The Green Man’s Heir, Juliet McKenna (2016, UK). Another Kindle book that was 99p, but this time as a promotion. The author tweeted the book was reduced, and since I’d never read anything by her – she mostly writes fantasy, which, er, Wheel of Time reread above aside, I don’t normally read – and The Green Man’s Heir is urban fantasy, which I definitely don’t read… But the plot sounded interesting so I thought it worth a go. And I’m glad I did give it a punt. The narrator is Daniel Mackmain, a jobbing carpenter who happens to be the son of a dryad. Which means he is plugged into the mythological world based on landscape. So when a woman is brutally murdered near where Mackmain lives, and a dryad gives him enough to clues so he thinks he might be able to solve the case… The Green Man’s Heir is a mashup of mystery novel and fantasy novel but it works because it’s centred on its hero and not focused on its central crime. The story moves on from the murders and pulls in romance, but it all ends in a place that feels entirely a consequence of what has gone before. This is clearly a book by someone who knows what they’re doing. And if their earlier fantasy series have not made the big time, I hope this one does – there’s a sequel – because it’s good stuff. It may be a bit Mythago Wood meets Midsomer Murders, but it does it well and it certainly does it a great deal better than the last of those two.

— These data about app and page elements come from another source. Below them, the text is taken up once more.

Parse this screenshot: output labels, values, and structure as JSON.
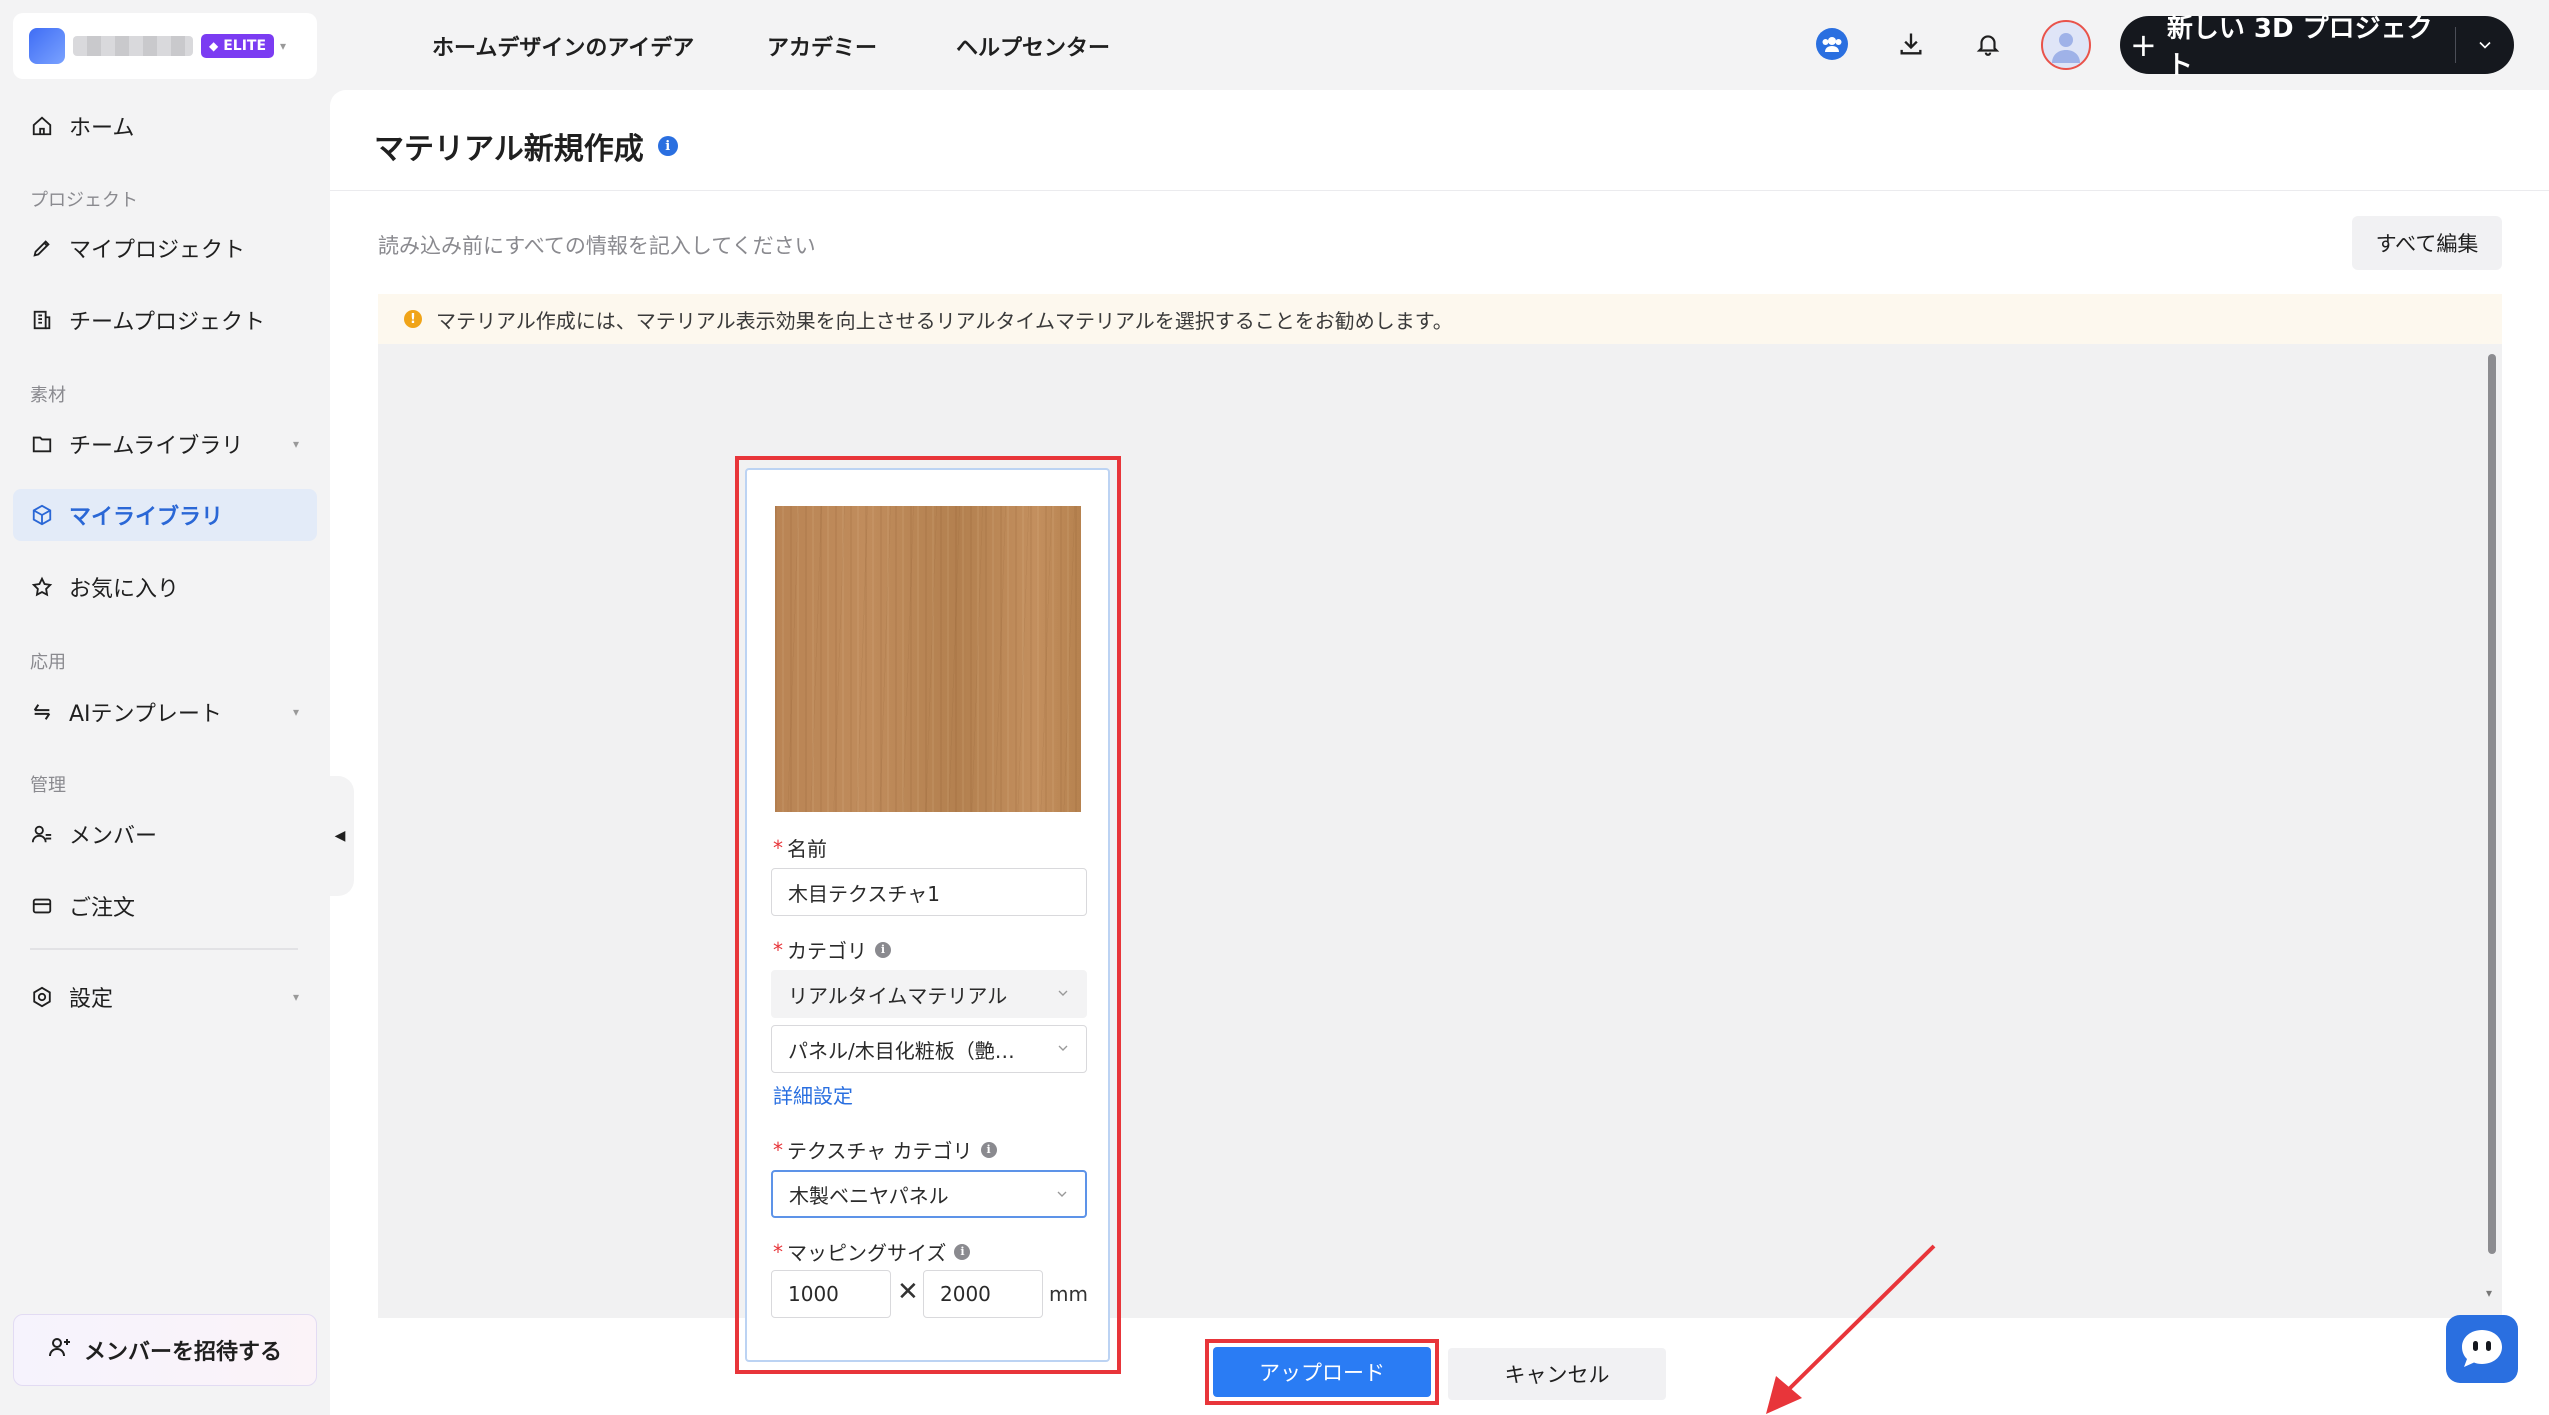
{
  "workspace": {
    "badge": "ELITE"
  },
  "topnav": {
    "links": [
      "ホームデザインのアイデア",
      "アカデミー",
      "ヘルプセンター"
    ],
    "new_project_label": "新しい 3D プロジェクト"
  },
  "sidebar": {
    "home": "ホーム",
    "section_project": "プロジェクト",
    "my_projects": "マイプロジェクト",
    "team_projects": "チームプロジェクト",
    "section_material": "素材",
    "team_library": "チームライブラリ",
    "my_library": "マイライブラリ",
    "favorites": "お気に入り",
    "section_apply": "応用",
    "ai_templates": "AIテンプレート",
    "section_manage": "管理",
    "members": "メンバー",
    "orders": "ご注文",
    "settings": "設定",
    "invite": "メンバーを招待する"
  },
  "page": {
    "title": "マテリアル新規作成",
    "subtitle": "読み込み前にすべての情報を記入してください",
    "edit_all": "すべて編集",
    "notice": "マテリアル作成には、マテリアル表示効果を向上させるリアルタイムマテリアルを選択することをお勧めします。"
  },
  "form": {
    "name_label": "名前",
    "name_value": "木目テクスチャ1",
    "category_label": "カテゴリ",
    "category_value": "リアルタイムマテリアル",
    "subcategory_value": "パネル/木目化粧板（艶…",
    "detail_link": "詳細設定",
    "texture_category_label": "テクスチャ カテゴリ",
    "texture_category_value": "木製ベニヤパネル",
    "mapping_label": "マッピングサイズ",
    "width_value": "1000",
    "height_value": "2000",
    "times": "✕",
    "unit": "mm"
  },
  "actions": {
    "upload": "アップロード",
    "cancel": "キャンセル"
  },
  "colors": {
    "accent": "#2a7cf4",
    "highlight": "#e8353a",
    "active_nav_bg": "#e3ebf8",
    "elite": "#7b3cf2"
  }
}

Troubled Star, George O Smith (1957, USA). Back in the day, Galaxy magazine provided a free paperback with every issue. For some reason, after several issues they handed this over to Beacon Books, better known for publishing hospital romances, and they decided the books should be a little more, well, suggestive. So they rewrote a bunch of sf novels and published them. I’ve managed to collect them all, and most of their original editions, or author-preferred editions, chiefly so I can compare the two. Because, to be honest, they didn’t exactly choose good novels. Much as I love AE van Vogt’s The House That Stood Still, the Beacon Book version of it, The Mating Cry, adds little, and in fact only makes the female lead less sympathetic. I don’t have a copy of the book on which Troubled Star is based – originally published under the same title in February 1953 – but I think I can guess what’s been changed. It’s not very subtle. Anyway, three scouts for a galactic transportation company are on Mercury in the Solar System (note to sf writers: only capitalise when it refers to the Sol system, and the planets of any other star are a planetary system not a solar system). Anyway, Earth is in the way of a new hyperspatial route or something, and no, I’ve no idea if Douglas Adams had read this although he may have done. There’s a sex scene – that’s the Beacon touch – but this is otherwise true to its origins: pulp sf. I can claim a legitimate interest, although that’s wearing thin, but I suspect no other reader can. Avoid.

1001 Books You Must Read Before You Die count: 134